__WHAT THE TASK REQUIRES__:
Pictures aside, return all of the records exactly as they stand.

__RECORDS SHOWN__:
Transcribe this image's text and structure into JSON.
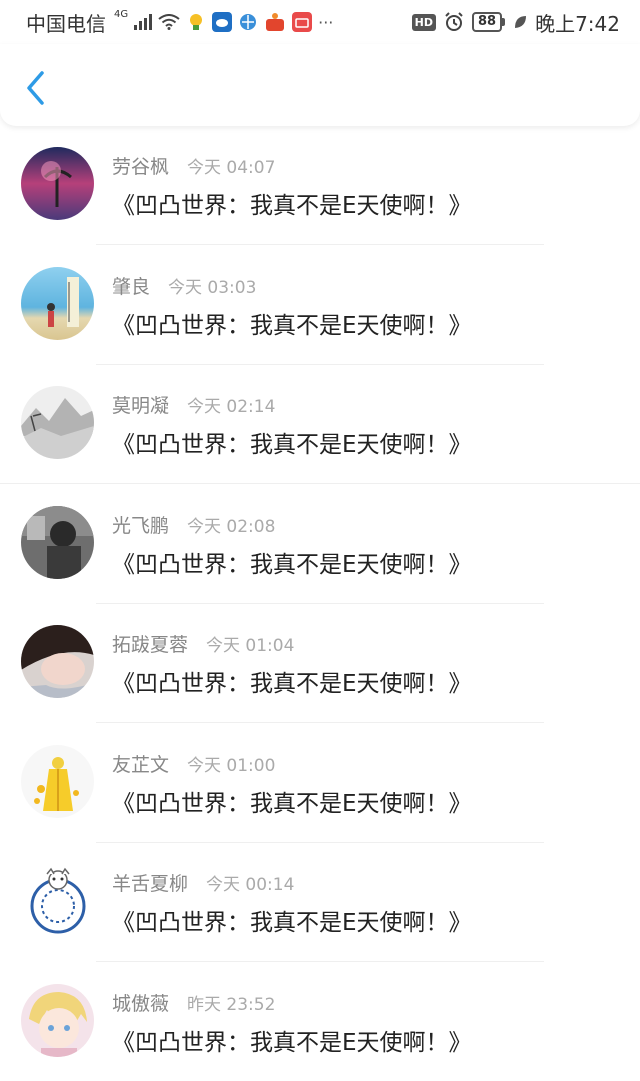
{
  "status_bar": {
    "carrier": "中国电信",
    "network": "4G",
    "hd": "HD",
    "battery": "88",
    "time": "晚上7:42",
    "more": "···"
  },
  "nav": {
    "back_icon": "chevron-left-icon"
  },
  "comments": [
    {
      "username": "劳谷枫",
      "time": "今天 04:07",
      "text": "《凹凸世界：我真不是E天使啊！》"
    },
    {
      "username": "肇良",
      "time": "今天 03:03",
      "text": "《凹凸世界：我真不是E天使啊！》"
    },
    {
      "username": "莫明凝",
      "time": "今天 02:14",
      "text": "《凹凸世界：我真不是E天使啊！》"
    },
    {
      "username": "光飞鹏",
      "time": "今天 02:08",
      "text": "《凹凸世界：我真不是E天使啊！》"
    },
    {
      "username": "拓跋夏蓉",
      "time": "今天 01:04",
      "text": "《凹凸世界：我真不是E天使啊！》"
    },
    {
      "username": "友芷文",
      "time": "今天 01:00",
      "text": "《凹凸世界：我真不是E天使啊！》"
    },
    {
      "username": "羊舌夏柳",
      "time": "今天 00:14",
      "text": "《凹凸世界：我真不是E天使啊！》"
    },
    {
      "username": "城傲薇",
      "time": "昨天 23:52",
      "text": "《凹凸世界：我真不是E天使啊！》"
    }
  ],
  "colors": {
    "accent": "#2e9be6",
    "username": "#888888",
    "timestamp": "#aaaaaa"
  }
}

__EXERCISE ANSWER__:
Transcribe this image's text and structure into JSON.
{
  "status_bar": {
    "carrier": "中国电信",
    "network": "4G",
    "hd": "HD",
    "battery": "88",
    "time": "晚上7:42",
    "more": "···"
  },
  "nav": {
    "back_icon": "chevron-left-icon"
  },
  "comments": [
    {
      "username": "劳谷枫",
      "time": "今天 04:07",
      "text": "《凹凸世界：我真不是E天使啊！》"
    },
    {
      "username": "肇良",
      "time": "今天 03:03",
      "text": "《凹凸世界：我真不是E天使啊！》"
    },
    {
      "username": "莫明凝",
      "time": "今天 02:14",
      "text": "《凹凸世界：我真不是E天使啊！》"
    },
    {
      "username": "光飞鹏",
      "time": "今天 02:08",
      "text": "《凹凸世界：我真不是E天使啊！》"
    },
    {
      "username": "拓跋夏蓉",
      "time": "今天 01:04",
      "text": "《凹凸世界：我真不是E天使啊！》"
    },
    {
      "username": "友芷文",
      "time": "今天 01:00",
      "text": "《凹凸世界：我真不是E天使啊！》"
    },
    {
      "username": "羊舌夏柳",
      "time": "今天 00:14",
      "text": "《凹凸世界：我真不是E天使啊！》"
    },
    {
      "username": "城傲薇",
      "time": "昨天 23:52",
      "text": "《凹凸世界：我真不是E天使啊！》"
    }
  ],
  "colors": {
    "accent": "#2e9be6",
    "username": "#888888",
    "timestamp": "#aaaaaa"
  }
}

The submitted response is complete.